The task – Each line below that contains "JSON" should be counted; give the total alone.

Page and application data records
------------------------------------------------------------

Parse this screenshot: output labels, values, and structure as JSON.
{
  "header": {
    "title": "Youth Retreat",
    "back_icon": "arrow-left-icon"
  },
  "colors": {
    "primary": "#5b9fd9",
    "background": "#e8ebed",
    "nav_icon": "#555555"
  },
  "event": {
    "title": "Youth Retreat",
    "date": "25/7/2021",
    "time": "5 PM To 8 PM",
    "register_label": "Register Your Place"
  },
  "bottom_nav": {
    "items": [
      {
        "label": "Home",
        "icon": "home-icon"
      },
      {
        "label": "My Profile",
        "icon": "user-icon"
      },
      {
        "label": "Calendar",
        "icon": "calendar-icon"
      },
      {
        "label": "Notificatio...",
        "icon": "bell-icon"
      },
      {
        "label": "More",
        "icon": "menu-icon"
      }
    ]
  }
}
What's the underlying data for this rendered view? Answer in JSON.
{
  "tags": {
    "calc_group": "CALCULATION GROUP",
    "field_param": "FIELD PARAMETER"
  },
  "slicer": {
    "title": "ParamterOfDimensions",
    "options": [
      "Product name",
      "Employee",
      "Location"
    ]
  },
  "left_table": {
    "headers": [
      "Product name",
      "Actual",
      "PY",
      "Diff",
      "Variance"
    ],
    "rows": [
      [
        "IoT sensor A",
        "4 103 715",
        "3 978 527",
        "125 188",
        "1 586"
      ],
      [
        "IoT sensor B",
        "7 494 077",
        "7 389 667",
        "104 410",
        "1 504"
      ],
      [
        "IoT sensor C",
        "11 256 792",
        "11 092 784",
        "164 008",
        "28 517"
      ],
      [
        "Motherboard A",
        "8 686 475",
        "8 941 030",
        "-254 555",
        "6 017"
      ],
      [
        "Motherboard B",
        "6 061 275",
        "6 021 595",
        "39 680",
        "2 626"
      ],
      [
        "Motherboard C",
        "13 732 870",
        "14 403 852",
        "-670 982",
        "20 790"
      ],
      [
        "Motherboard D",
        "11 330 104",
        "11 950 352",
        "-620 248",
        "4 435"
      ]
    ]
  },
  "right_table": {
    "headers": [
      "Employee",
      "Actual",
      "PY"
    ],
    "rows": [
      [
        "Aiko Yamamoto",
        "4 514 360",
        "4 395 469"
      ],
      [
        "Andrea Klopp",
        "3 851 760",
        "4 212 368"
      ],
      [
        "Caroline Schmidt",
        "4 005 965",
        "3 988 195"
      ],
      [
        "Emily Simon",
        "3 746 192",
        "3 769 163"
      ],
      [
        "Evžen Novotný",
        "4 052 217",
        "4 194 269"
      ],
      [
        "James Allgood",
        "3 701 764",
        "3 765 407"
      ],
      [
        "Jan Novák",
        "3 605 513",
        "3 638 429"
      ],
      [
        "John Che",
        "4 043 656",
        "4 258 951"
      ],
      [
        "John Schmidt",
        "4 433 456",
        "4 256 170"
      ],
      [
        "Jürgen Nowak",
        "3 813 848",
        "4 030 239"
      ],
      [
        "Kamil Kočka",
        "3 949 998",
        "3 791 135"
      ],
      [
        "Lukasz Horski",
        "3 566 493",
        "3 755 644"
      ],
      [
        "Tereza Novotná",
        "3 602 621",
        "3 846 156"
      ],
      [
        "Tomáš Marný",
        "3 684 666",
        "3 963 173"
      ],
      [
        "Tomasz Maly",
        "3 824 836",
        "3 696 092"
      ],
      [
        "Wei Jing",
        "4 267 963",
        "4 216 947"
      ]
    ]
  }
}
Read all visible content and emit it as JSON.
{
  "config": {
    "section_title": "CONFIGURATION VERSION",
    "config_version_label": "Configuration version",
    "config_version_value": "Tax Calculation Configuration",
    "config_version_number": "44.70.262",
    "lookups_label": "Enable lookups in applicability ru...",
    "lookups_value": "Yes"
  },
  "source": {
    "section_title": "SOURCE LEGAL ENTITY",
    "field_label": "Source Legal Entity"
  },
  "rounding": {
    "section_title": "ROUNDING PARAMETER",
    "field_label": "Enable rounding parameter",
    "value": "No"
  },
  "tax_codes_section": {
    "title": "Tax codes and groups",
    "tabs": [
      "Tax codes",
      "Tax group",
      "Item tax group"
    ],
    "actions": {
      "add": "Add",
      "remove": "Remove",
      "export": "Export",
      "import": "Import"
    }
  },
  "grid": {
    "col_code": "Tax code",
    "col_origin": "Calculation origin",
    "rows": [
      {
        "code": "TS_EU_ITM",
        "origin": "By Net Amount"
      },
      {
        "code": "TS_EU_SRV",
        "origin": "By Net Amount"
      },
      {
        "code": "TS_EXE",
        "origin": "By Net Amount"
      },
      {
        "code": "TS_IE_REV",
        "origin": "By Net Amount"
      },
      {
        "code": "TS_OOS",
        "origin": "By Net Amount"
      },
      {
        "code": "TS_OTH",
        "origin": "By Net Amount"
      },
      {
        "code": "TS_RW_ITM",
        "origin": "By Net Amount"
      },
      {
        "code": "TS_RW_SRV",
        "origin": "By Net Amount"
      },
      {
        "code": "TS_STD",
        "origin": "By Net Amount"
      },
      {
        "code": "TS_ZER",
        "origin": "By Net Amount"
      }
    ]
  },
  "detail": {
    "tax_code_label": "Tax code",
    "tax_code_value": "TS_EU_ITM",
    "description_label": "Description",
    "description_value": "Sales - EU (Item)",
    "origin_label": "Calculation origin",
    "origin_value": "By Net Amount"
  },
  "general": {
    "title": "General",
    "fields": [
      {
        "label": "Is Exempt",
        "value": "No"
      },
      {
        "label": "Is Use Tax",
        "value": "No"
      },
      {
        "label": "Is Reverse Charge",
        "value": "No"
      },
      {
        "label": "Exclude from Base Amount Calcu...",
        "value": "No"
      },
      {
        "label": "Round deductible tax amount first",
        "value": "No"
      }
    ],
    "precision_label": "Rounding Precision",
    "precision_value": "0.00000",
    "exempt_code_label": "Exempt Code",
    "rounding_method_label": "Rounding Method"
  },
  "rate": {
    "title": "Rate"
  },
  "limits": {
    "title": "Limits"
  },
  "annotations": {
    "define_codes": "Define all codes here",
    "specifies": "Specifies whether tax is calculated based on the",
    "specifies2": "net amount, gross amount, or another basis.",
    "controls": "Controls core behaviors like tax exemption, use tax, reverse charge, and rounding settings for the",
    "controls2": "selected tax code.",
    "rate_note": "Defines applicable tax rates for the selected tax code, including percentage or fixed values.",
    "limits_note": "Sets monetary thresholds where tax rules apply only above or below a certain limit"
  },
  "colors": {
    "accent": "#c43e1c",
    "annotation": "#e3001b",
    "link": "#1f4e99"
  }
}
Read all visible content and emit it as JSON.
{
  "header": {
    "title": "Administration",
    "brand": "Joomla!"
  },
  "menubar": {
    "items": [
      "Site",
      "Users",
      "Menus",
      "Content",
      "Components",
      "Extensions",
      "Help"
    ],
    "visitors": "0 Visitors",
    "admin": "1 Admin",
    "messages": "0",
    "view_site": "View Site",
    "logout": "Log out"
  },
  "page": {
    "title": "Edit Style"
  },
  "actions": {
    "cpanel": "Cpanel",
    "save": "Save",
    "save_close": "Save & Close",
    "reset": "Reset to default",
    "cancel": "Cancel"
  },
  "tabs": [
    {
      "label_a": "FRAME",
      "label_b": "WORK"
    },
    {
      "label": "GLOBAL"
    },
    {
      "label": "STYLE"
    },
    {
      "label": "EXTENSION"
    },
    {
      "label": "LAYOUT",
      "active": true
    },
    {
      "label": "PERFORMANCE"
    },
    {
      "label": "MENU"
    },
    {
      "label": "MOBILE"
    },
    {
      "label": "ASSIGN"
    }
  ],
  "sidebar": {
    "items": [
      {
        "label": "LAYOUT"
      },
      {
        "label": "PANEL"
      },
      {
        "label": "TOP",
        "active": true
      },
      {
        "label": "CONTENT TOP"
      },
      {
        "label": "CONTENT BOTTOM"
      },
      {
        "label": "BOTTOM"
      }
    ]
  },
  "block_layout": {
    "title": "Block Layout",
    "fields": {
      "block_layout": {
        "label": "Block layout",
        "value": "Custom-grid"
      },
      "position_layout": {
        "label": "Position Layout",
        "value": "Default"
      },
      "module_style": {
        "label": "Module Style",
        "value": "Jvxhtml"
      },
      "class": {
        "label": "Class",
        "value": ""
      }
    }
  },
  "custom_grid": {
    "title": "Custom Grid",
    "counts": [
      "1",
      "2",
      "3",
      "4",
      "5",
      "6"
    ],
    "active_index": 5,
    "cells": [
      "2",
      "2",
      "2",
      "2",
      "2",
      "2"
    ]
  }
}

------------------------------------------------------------

Answer space – 4